Our question now becomes whether the evidence of the 56 letters stating that defendant had not registered within each jurisdiction was admissible. Defendant's only objection on appeal to the 56 letters is that they are the "fruit" of the improper interrogation at the local draft board. However, the government had good reason and sufficient information to obtain the 56 letters immediately after defendant was arrested, when defendant produced some identification but failed to produce his draft card and offered an improbable excuse for his failure. The only apparent reason that the requests to the other draft headquarters were not sent immediately — if indeed they were not — was to provide the defendant with an opportunity to register late and avoid prosecution. When the defendant rejected that opportunity, the government proceeded to make its case against him, on the basis of facts known to it before the July 9 meeting at the local draft board. The fact that there may have been a later tainted source for the 56 letters does not require their exclusion, because here there was an earlier and "independent" untainted source. Wong Sun v. United States, supra, 371 U.S. at 485, 83 S. Ct. 407.
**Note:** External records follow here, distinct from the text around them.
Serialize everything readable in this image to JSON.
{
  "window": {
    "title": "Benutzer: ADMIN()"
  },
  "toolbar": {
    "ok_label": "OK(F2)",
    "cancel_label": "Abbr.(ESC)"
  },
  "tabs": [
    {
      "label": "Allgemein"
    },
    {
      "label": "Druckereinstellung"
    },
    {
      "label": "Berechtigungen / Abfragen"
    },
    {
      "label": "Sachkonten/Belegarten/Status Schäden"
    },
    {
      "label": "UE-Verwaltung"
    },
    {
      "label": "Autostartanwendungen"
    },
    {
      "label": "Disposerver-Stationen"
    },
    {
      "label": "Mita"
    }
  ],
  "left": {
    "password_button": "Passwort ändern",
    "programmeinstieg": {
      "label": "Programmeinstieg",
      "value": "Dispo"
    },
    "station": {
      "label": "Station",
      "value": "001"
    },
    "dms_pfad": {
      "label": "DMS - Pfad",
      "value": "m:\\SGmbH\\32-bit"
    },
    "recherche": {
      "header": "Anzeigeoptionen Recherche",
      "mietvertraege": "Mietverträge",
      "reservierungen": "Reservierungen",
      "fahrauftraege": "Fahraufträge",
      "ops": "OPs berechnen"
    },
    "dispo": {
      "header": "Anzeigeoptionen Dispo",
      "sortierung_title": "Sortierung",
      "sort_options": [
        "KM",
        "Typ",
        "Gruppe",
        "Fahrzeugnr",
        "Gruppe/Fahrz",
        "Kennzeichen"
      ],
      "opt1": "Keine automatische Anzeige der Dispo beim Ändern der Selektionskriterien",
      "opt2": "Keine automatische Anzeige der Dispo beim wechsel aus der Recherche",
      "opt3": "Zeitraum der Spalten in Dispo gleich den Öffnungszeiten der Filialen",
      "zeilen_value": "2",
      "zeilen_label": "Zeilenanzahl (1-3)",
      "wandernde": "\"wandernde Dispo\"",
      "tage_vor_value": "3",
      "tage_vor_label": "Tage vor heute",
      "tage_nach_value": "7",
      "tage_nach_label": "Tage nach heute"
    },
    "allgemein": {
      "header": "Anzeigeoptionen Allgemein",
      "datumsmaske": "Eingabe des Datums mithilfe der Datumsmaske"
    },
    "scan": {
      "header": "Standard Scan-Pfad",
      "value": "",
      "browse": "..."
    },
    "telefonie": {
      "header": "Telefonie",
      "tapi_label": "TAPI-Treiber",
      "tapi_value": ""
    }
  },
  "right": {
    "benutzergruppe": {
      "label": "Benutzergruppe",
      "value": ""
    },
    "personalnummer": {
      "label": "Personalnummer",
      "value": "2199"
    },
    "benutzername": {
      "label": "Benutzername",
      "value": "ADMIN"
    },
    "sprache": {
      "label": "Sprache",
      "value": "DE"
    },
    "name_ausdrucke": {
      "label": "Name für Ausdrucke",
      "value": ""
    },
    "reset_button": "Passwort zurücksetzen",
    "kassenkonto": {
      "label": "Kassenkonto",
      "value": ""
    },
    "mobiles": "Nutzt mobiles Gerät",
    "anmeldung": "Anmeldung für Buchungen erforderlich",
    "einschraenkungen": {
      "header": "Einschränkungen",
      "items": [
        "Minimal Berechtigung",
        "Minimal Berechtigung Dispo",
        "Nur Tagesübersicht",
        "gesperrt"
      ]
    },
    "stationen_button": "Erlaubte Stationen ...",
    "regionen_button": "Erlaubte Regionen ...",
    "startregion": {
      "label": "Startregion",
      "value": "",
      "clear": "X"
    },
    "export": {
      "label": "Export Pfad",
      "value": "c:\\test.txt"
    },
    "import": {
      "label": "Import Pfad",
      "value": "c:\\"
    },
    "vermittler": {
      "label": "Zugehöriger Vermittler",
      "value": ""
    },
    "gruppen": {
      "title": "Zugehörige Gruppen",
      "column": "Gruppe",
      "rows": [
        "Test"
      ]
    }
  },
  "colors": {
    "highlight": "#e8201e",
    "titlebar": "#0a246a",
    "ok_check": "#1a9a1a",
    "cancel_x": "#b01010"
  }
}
Since the 56 letters were properly admitted, our question is whether the admission of defendant's written statement and the board secretary's testimony constitutes "harmless error beyond a reasonable doubt" within the meaning of Chapman v. California, 386 U.S. 18, 24, 87 S. Ct. 824, 828, 17 L. Ed. 2d 705 (1967). The case was tried without a jury; the letters taken in conjunction with defendant's failure to have a card in his possession, constitute overwhelming proof that defendant had not registered. Defendant's conviction is sustained despite the improper admission of some evidence. See Harrington v. California, 395 U.S. 250, 254, 89 S. Ct. 1726, 23 L. Ed. 2d 284 (1969).
Defendant's final contention is that the Selective Service Act is an unconstitutional interference with his "right to life" guaranteed by the Ninth Amendment. Whatever may be said for the historical — see Friedman, Conscription and the Constitution: The Original Understanding, 67 Mich. L. Rev. 1493 (1969) — and social merit of defendant's contention, we feel compelled to follow existing Court precedent upholding the constitutionality of Congressional conscription. Selective Draft Law Cases, 245 U.S. 366, 38 S. Ct. 159, 62 L. Ed. 349 (1918); United States v. O'Brien, 391 U.S. 367, 377, 88 S. Ct. 1673, 20 L. Ed. 2d 672 (1968).
United States v. Kroll, 402 F.2d 221 (3d Cir. 1968); United States v. Dicks, 392 F.2d 524 (4th Cir. 1968); Camp v. United States, 413 F.2d 419 (5th Cir. 1969); United States v. Holmes, 387 F.2d 781 (7th Cir. 1968); Haven v. United States, 403 F.2d 384 (9th Cir. 1968)
Mathis v. United States, 391 U.S. 1, 4, 88 S. Ct. 1503, 20 L. Ed. 2d 381 (1968), makes clear that the fact that the crime for which defendant is under arrest and in custody is different from the crime about which he is questioned is of no consequence in the determination of whether there is "custodial interrogation" requiring warnings